Why Montessori?

Montessori Baker’s Dozen

Here are 13 reasons why a Montessori education is worth the early long-term investment, making it priceless, and ultimately the best way to learn.

  • A proven format of education that has been in use over 100 years and in more than 22,000 schools worldwide. It works. It’s not affected by legislative changes.
  • Educating the whole child: physically, academically, socially and emotionally. Preparing the child for life, not just the academic portion, including practical skills carried on at home and in the community.
  • An educational experience based on a three year developmental cycle in the same environment. This provides the child a beginning, middle and end process to fully envelop the learning opportunities, and it allows the teacher to get to know and understand the child and how to best guide her to her fullest potential.
  • Fosters self-direction, allowing the child independent thinking in order to build problem-solving skills and creativity, now on high demand from colleges and employers.
  • Freedom for children to work at their own pace, without interruption, choosing from a range of activities that are developmentally challenging and appropriate.
  • Exploration is encouraged so that children find things out for themselves, make mistakes and correct them independently.
  • Mixed age groups enable children to learn from others and later, teach it themselves. It also allows for a variety of abilities and levels in advancement without obvious transitions.
  • Working with the concrete materials before moving to the abstraction. The child interacts with materials to internalize the concept rather than be told “this is what it is.”
  • The value of intrinsic joy as the reward for personal accomplishment is understood and implemented. No candy, no star charts, no grades.
  • Focuses on the individual child. Every child has an I.E.P.(Individual Educational Plan), not just the ones who are delayed.
  • Teachers that are trained in child development based on the profound teachings of Dr. Maria Montessori and understand the importance of the prepared environment/classroom and its link to the children.
  • Respect for each child as an individual personality with unique talents and weaknesses.
  • Respect for oneself, others, the community, and the environment.

Fanning the Inner Flame

Who is Dr. Montessori?

Italian physician Maria Montessori was a pioneer of theories in early childhood education, which are still implemented in Montessori schools all over the globe.

Early Life

Maria Montessori was born on August 31, 1870, in the provincial town of Chiaravalle, Italy, to middle-class, well-educated parents.

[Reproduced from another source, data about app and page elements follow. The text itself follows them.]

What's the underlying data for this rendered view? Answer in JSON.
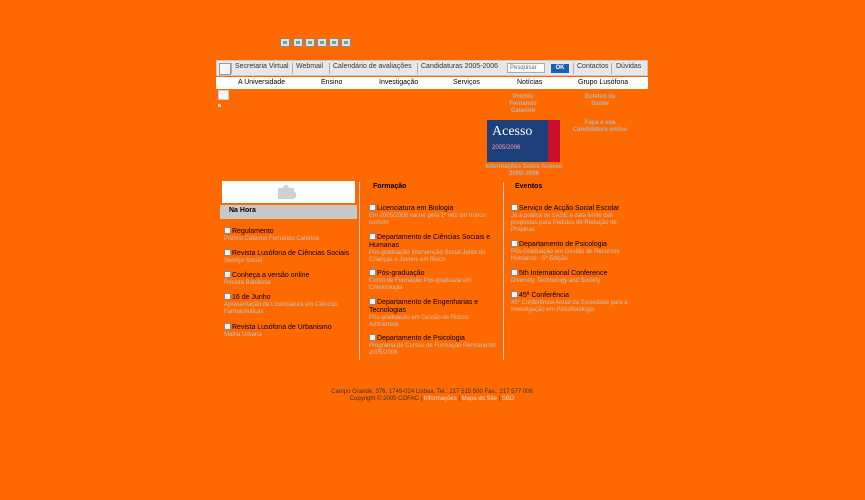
{
  "top_icons": [
    "flag-icon",
    "flag-icon",
    "flag-icon",
    "flag-icon",
    "flag-icon",
    "flag-icon"
  ],
  "topbar": {
    "links": [
      "Secretaria Virtual",
      "Webmail",
      "Calendário de avaliações",
      "Candidaturas 2005-2006"
    ],
    "search_placeholder": "Pesquisar",
    "ok_label": "OK",
    "contacts": "Contactos",
    "doubts": "Dúvidas"
  },
  "navbar": [
    "A Universidade",
    "Ensino",
    "Investigação",
    "Serviços",
    "Notícias",
    "Grupo Lusófona"
  ],
  "promo": {
    "premio": "Prémio Fernando Caterino",
    "boletim": "Boletim da Saúde",
    "candidatura": "Faça a sua Candidatura online",
    "acesso_title": "Acesso",
    "acesso_year": "2005/2006",
    "acesso_info": "Informações Sobre Acesso 2005/ 2006"
  },
  "na_hora": {
    "heading": "Na Hora",
    "items": [
      {
        "title": "Regulamento",
        "sub": "Prémio Caterino Fernando Caterino"
      },
      {
        "title": "Revista Lusófona de Ciências Sociais",
        "sub": "Serviço Social"
      },
      {
        "title": "Conheça a versão online",
        "sub": "Revista Babilónia"
      },
      {
        "title": "16 de Junho",
        "sub": "Apresentação da Licenciatura em Ciências Farmacêuticas"
      },
      {
        "title": "Revista Lusófona de Urbanismo",
        "sub": "Malha Urbana"
      }
    ]
  },
  "formacao": {
    "heading": "Formação",
    "items": [
      {
        "title": "Licenciatura em Biologia",
        "sub": "Em 2005/2006 vai ter pela 1ª vez um tronco comum"
      },
      {
        "title": "Departamento de Ciências Sociais e Humanas",
        "sub": "Pós-graduação Intervenção Social Junto de Crianças e Jovens em Risco"
      },
      {
        "title": "Pós-graduação",
        "sub": "Curso de Formação Pós-graduada em Criminologia"
      },
      {
        "title": "Departamento de Engenharias e Tecnologias",
        "sub": "Pós-graduação em Gestão de Riscos Ambientais"
      },
      {
        "title": "Departamento de Psicologia",
        "sub": "Programa de Cursos de Formação Permanente 2005/2006"
      }
    ]
  },
  "eventos": {
    "heading": "Eventos",
    "items": [
      {
        "title": "Serviço de Acção Social Escolar",
        "sub": "Já à prática os SASE a data limite das propostas para Pedidos de Redução de Propinas"
      },
      {
        "title": "Departamento de Psicologia",
        "sub": "Pós-Graduação em Gestão de Recursos Humanos - 5ª Edição"
      },
      {
        "title": "5th International Conference",
        "sub": "Diversity, Technology and Society"
      },
      {
        "title": "45ª Conferência",
        "sub": "45ª Conferência Anual da Sociedade para a Investigação em Psicofisiologia"
      }
    ]
  },
  "footer": {
    "address": "Campo Grande, 376, 1749-024 Lisboa, Tel.: 217 515 500 Fax.: 217 577 006",
    "copyright": "Copyright © 2005 COFAC |",
    "links": [
      "Informações",
      "Mapa do Site",
      "SBD"
    ]
  }
}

At the time that Montessori was growing up, Italy held conservative values about women's roles. From a young age, she consistently broke out of those proscribed gender limitations. After the family moved to Rome, when she was 14, Montessori attended classes at a boys' technical institute, where she further developed her aptitude for math and her interest in the sciences—particularly biology.

Facing her father's resistance but armed with her mother's support, Montessori went on to graduate with high honors from the medical school of the University of Rome in 1896.

Early Childhood Education Research

As a doctor, Montessori chose pediatrics and psychiatry as her specialties. While teaching at her medical-school alma mater, Montessori treated many poor and working-class children who attended the free clinics there. During that time, she observed that intrinsic intelligence was present in children of all socio-economic backgrounds.

Montessori became the director of the Orthophrenic School for developmentally disabled children in 1900. There she began to extensively research early childhood development and education. Her reading included the studies of 18th and 19th century French physicians Jean-Marc-Gaspard Itard and Édouard Séguin, who had experimented with the capabilities of disabled children. Montessori began to conceptualize her own method of applying their educational theories, which she tested through hands-on scientific observation of students at the Orthophrenic School. Montessori found the resulting improvement in students' development remarkable. She spread her research findings in speeches throughout Europe, also using her platform to advocate for women's and children's rights.

Educational Legacy

Montessori's success with developmentally disabled children spurred her desire to test her teaching methods on "normal" children. In 1907 the Italian government afforded her that opportunity. Montessori was placed in charge of 60 students from the slums, ranging in age from 1 to 6. The school, called Casa dei Bambini (or Children's House), enabled Montessori to create the "prepared learning" environment she believed was conducive to sense learning and creative exploration. Teachers were encouraged to stand back and "follow the child"—that is, to let children's natural interests take the lead. Over time, Montessori tweaked her methods through trial and error. Her writings further served to spread her ideology throughout Europe and the United States.

Once World War II began, Montessori was forced to flee to India, where she developed a program called Education for Peace. Her work with the program earned her two Nobel Peace Prize nominations.

Montessori died on May 6, 1952, in Noordwijk aan Zee, Netherlands.